The Five Rs
Refuse what you don’t need and things that can’t be recycled
Reduce your carbon footprint
- Say no thanks when offered a bag for your items at a store. Bring your own bag instead.
- These days, everyone is ordering their meals as take-out or delivery at home. Tell the restaurant to skip items you have on hand, like plastic flatware, straws, and napkins wrapped in plastic.
- Have you thought about replacing your paper towels and napkins with cloth? Yes, you’ll need a lot of them, and they must be washed and folded, but you’ll be using far fewer resources. And when time is right, recycling these textiles is important for the circular economy.
- Roasting pans are so hard to clean and that’s why so many of us use tin foil.
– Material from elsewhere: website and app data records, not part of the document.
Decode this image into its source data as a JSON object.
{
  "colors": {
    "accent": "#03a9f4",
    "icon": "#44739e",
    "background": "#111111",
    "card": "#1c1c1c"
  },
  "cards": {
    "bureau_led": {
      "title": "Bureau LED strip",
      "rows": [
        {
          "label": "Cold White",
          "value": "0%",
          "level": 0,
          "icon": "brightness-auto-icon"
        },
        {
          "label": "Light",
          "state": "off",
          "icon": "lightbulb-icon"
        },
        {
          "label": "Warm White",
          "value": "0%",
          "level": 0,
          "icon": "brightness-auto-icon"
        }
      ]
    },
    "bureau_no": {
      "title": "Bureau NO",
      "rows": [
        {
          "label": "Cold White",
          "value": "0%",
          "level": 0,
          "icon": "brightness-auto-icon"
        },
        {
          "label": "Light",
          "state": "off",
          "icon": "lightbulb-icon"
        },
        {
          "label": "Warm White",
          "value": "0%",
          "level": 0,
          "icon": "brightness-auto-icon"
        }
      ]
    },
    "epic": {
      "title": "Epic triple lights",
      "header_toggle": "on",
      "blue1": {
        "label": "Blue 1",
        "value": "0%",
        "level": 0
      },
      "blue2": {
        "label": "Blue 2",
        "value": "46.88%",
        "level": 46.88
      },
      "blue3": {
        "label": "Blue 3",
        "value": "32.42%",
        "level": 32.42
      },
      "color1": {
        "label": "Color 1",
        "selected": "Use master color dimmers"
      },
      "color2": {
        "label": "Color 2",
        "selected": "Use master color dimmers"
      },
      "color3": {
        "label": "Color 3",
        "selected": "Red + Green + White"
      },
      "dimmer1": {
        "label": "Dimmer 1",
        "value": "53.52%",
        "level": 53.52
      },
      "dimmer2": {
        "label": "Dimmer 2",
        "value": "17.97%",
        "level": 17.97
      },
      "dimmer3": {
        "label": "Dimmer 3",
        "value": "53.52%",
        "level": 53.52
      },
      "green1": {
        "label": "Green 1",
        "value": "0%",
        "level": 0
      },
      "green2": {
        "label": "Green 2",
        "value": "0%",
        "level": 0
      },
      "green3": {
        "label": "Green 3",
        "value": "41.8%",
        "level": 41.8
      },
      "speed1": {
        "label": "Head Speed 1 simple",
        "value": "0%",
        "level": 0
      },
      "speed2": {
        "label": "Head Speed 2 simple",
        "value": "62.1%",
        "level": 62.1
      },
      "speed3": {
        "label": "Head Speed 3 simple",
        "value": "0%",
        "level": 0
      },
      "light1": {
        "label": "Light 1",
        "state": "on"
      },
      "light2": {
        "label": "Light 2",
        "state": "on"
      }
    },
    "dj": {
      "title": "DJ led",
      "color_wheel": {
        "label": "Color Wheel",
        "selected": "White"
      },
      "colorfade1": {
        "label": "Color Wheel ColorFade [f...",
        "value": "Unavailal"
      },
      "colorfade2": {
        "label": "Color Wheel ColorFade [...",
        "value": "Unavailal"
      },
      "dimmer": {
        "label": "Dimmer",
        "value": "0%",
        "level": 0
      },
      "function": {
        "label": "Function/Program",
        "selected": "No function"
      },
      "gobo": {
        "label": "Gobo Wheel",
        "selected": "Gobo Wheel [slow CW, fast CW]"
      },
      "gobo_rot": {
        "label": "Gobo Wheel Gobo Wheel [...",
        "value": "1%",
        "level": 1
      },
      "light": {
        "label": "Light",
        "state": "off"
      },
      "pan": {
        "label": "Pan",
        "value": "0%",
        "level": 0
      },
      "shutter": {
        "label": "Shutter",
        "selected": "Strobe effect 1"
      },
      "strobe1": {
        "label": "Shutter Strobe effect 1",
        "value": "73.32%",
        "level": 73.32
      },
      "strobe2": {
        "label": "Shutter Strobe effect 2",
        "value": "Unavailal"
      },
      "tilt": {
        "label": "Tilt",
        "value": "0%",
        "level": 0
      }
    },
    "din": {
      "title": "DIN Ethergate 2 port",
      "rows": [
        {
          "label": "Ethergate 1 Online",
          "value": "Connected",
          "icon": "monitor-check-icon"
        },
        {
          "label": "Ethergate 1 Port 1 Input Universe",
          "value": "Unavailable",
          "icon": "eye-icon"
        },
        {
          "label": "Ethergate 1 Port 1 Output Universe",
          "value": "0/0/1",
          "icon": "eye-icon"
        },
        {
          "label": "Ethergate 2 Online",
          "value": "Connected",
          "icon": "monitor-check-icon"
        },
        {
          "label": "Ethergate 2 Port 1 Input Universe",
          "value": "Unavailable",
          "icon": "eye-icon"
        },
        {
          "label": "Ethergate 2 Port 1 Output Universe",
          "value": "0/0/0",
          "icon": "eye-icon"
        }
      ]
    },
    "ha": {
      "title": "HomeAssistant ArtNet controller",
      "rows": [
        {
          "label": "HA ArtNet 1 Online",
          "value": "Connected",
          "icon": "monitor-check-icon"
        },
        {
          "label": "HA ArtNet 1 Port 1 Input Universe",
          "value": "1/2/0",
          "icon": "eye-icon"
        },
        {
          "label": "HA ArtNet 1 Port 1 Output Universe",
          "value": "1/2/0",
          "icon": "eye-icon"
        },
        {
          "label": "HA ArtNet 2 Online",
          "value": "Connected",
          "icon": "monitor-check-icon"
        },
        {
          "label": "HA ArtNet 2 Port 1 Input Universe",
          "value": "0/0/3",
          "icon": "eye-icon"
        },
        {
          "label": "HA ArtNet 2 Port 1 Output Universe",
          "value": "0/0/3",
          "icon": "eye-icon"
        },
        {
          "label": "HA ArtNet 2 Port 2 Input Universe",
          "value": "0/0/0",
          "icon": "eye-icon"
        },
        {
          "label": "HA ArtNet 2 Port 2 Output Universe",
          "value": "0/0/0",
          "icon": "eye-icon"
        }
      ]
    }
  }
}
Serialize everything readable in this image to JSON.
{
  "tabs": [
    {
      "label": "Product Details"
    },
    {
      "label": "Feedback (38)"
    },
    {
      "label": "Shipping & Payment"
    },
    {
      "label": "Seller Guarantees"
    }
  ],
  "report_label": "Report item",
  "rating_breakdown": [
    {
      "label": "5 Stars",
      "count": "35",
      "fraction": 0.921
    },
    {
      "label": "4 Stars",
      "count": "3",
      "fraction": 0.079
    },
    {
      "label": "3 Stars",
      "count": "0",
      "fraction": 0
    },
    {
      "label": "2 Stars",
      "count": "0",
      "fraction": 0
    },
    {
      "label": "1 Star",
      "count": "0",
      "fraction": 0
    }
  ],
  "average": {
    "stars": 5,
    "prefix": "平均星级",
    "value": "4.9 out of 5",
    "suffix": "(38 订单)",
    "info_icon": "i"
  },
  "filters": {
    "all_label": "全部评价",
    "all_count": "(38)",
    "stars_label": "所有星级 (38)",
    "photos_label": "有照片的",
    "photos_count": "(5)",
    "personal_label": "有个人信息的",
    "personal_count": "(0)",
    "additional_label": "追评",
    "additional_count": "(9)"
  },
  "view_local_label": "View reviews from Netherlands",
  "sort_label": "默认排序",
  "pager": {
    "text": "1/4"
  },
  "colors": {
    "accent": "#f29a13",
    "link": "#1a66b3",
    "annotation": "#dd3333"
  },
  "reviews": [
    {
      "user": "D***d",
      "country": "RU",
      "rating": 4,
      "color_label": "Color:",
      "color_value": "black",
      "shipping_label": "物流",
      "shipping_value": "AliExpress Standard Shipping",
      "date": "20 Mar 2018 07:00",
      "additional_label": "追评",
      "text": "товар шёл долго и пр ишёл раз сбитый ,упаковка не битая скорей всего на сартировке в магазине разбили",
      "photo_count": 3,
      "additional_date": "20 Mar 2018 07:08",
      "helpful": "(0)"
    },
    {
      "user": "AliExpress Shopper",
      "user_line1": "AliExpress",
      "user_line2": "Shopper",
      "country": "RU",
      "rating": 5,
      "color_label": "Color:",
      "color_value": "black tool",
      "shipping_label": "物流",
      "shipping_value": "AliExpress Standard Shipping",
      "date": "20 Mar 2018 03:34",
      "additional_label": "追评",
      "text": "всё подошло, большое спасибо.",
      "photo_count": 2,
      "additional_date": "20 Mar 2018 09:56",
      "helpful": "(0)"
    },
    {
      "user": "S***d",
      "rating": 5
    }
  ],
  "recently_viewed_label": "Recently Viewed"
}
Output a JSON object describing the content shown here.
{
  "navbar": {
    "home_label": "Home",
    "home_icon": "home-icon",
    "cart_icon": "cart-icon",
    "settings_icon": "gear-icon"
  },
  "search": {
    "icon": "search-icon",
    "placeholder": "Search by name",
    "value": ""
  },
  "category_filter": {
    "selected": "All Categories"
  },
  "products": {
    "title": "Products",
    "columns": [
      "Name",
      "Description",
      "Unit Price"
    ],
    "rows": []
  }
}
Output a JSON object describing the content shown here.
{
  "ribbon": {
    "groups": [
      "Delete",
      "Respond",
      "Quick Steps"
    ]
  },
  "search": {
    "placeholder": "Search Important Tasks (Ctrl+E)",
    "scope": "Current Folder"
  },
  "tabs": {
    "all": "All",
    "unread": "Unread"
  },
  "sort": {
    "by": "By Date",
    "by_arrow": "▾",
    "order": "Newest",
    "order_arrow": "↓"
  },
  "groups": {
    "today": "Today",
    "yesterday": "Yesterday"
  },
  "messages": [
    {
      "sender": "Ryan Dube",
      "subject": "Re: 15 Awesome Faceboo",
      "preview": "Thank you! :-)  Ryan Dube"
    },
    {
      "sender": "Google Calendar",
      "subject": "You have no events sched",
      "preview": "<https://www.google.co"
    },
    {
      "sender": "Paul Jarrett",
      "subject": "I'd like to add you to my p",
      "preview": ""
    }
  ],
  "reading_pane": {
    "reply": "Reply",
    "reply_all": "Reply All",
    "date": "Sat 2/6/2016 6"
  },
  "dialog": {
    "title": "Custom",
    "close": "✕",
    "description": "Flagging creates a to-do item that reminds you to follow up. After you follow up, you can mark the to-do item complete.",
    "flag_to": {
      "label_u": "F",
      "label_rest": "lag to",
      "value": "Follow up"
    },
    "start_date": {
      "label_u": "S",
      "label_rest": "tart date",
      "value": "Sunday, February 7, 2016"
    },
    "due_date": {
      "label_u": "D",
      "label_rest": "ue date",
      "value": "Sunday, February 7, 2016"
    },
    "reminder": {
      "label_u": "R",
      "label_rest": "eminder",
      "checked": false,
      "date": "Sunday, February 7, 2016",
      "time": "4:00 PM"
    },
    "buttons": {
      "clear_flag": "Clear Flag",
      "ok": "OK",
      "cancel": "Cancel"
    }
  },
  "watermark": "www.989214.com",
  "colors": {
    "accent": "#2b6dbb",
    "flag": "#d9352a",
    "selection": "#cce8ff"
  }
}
But most recycling centers will not accept tin foil because it’s difficult to clean and recycle. A reusable silicone mat or parchment paper can be just as easy with lower impact.
- If you’re like most people, the majority of your trash is packaging material. Shopping at the local farmers’ markets, farm stands, and food coops is a delightfully easy way to avoid some of the most common types of packaging. Supporting local agriculture is a slam dunk in reducing your carbon footprint since transportation is greatly reduced.
Reuse and recycle everything
- If your stove, home heating, and autos run on fossil fuels, when it’s time to replace them look for an energy efficient electric replacement. This has a huge impact on your carbon footprint. Check to see if your utility offers financial incentives (NY, IL, MA, ME) for a helping hand on your next replacement purchase.
- Cozy up to the idea that energy efficiency can make you more comfortable when you weatherize your apartment, home, or building. Insulating and air sealing, just like LED lighting, is the low hanging fruit of energy efficiency when it comes to savings. Some utilities (NY, IL, MA, ME) offer this service at no or low cost.
- Can’t put solar on your roof? Community Solar farms offer a ray of hope because they allow the masses to take part in the great transition to renewables. Think of it this way: supporting clean, local energy is just like supporting local agriculture – it reduces your carbon footprint in a big way.
- Everyone finds themselves putting reusable things in the trash – a pair of sandals or a toy. Donating anything reusable – including clothing or textiles – gives them a second life in the booming reseller and recycling market, including users of freecycle.org
- By now we know we can find most things secondhand, and this helps the progress toward a circular economy. Sometimes, secondhand items look brand new.
- Did you know that 25%-40% of our garbage is food waste? Or that putting food waste in your garbage disposal can contribute to unhealthy waterways? Try composting your food leftovers in a backyard composter to benefit your soil or join composters who use a curbside service. These days lots of communities have convenient drop-off locations for food waste, such as the local farmer’s market or yard waste facility.
- Americans throw away an estimated 1 billion plastic toothbrushes per year. Try using a bamboo toothbrush because it can be composted!
Everyone wants to feel better about the times we live in today. Finding a new sustainable habit to minimize your carbon footprint truly helps and sets an example for others in your circle to follow. Message your lawmakers, sign petitions and spread the word to keep reminding your legislators that a clean, healthy environment brings a better life to all.